… and here’s one with a river. Note that only the largest roads are turned into bridges for crossing the river, and due to the placement of the major roads, the warehouses are clustered in the upper-left corner.


I’ve also taken the graphics for shop signs out of my graphics file and integrated them into the game, as well as finishing off a few final signs I hadn’t sorted out (like those for auction houses and currency exchanges). Each market contains a lot, but you won’t be going back-and-forth to the same district over and over; once the story is implemented and you know your objectives, I wouldn’t expect you to visit the same market more than a couple of times at the most, but therein lies another strategic decision about returning to the same market for an item you couldn’t afford last time, or pushing onwards. Anyway, with this graphical integration you can now look at the shop sign and get a symbol depicting the use of that shop, as in this screenshot with the player wandering around a desert city:



I’ve finished farms. All graphics for crops and fruit trees are implemented, the generator is now more varied, farmhouses and other appropriate buildings spawned (which will one day be connected to the “sidequest” generation – perhaps a wanted criminal is hiding out in one?) and a few remaining bugs with them have been fixed. Farm generation has also been tweaked a little to make things more appropriate for different terrains and climates, and I’ve started to put in the appropriate data structures required for later handling things like animals in climates where crops might not grow so readily. Needless to say, farms are not exactly a core part of the game, but I think it’s important that even tangential parts of the world are highly detailed. So many fictional worlds (games and otherwise) fall apart on their unexplained aspects, and it’s hard to imagine empires being sustained without some kind of food source…



More progress on hunter-gatherer settlements. They now spawn with an appropriate kind of building material for all their buildings. The settlement below is built from stone, but these materials include wattle & daub, wood, stone, mud bricks, blocks of snow (in polar regions), and many others. In the middle of this settlement you can see the house of the Wolf-Chieftain who ruled this civilization, the town hall (the long building), and also a ‘?’ within a walled-off area. I’ll be talking more about that ‘?’ next week, since as long-time players know, a ‘?’ is always something that can be viewed and read – an inscription, a shop sign, or in this case, a standing stone.

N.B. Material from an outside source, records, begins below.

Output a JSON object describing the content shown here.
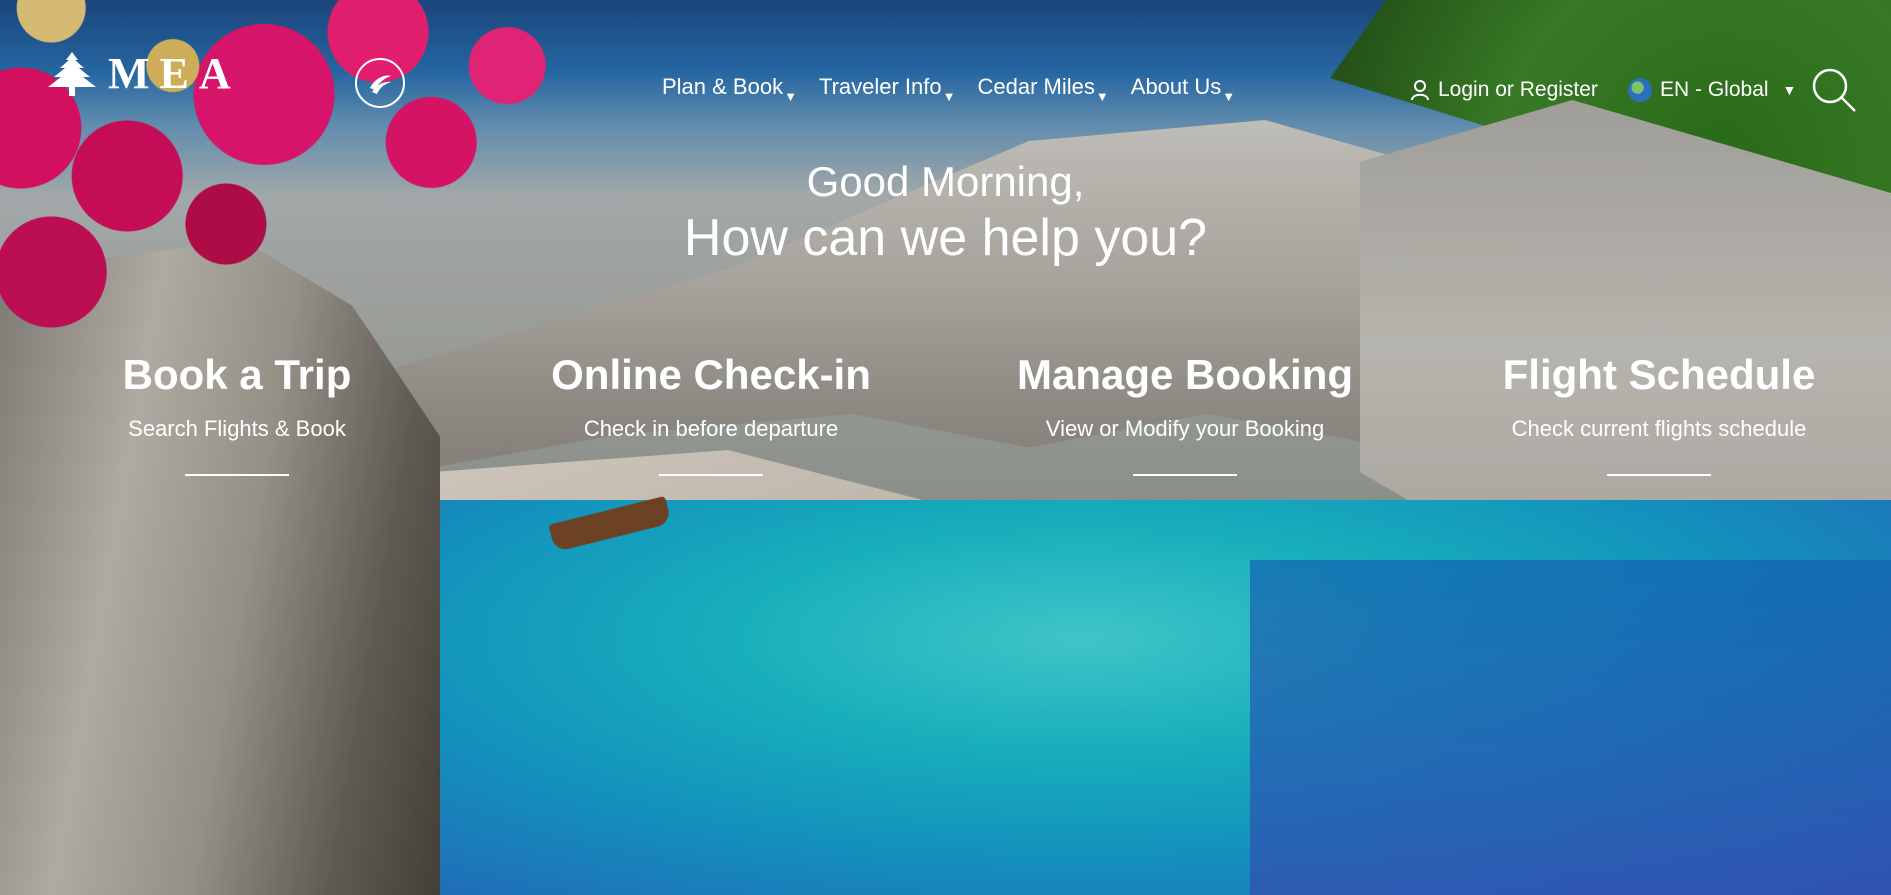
{
  "header": {
    "logo_text": "MEA",
    "nav": [
      {
        "label": "Plan & Book"
      },
      {
        "label": "Traveler Info"
      },
      {
        "label": "Cedar Miles"
      },
      {
        "label": "About Us"
      }
    ],
    "login_label": "Login or Register",
    "language_label": "EN - Global"
  },
  "hero": {
    "greeting": "Good Morning,",
    "headline": "How can we help you?"
  },
  "quick_links": [
    {
      "title": "Book a Trip",
      "subtitle": "Search Flights & Book"
    },
    {
      "title": "Online Check-in",
      "subtitle": "Check in before departure"
    },
    {
      "title": "Manage Booking",
      "subtitle": "View or Modify your Booking"
    },
    {
      "title": "Flight Schedule",
      "subtitle": "Check current flights schedule"
    }
  ],
  "icons": {
    "logo": "cedar-tree-icon",
    "alliance": "skyteam-icon",
    "user": "user-icon",
    "globe": "globe-icon",
    "search": "search-icon",
    "caret": "caret-down-icon"
  },
  "colors": {
    "text": "#ffffff",
    "flowers": "#e51c74",
    "sea": "#1cc8d6"
  }
}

Lots of progress on towns. They now spawn actual buildings rather than lava placeholders (though I am sure some will be saddened by this news), doors spawn everywhere needed, shops now spawn (there’s only a very small number with a limited potential set of shops that can be chosen upon generation), and various other important buildings like town halls, barracks (if the civ is sufficiently militaristic), taverns, small graveyards and the like also generate. One of the things I need to work on next is getting religious buildings to generate, since each civilization’s religion will have a unique generated layout for its churches (or abbeys, chapels, basilicas, mosques, rectories, pagodas – whatever term that civilization prefers). I’ve also handled towns that spawn at the end of a road or spawn on no road at all (very rare), as those were causing a few issues with generating appropriate road patterns when there was no “core” road pre-existing on the map grid to go by.


I’m now going to renege slightly on my promise from last week to  “never predict the next update”, and state that the standing stones mentioned above will definitely be included, though beyond that I’m not sure what else. Possibly some graphics, or another city district if I’m feeling like it. I’ve been doing a lot of draft work on paper to think about how docks and upper-class housing districts are going to generate, so it’s possible one of those will be coming next. Anyway, thanks for reading, and let me know what you think!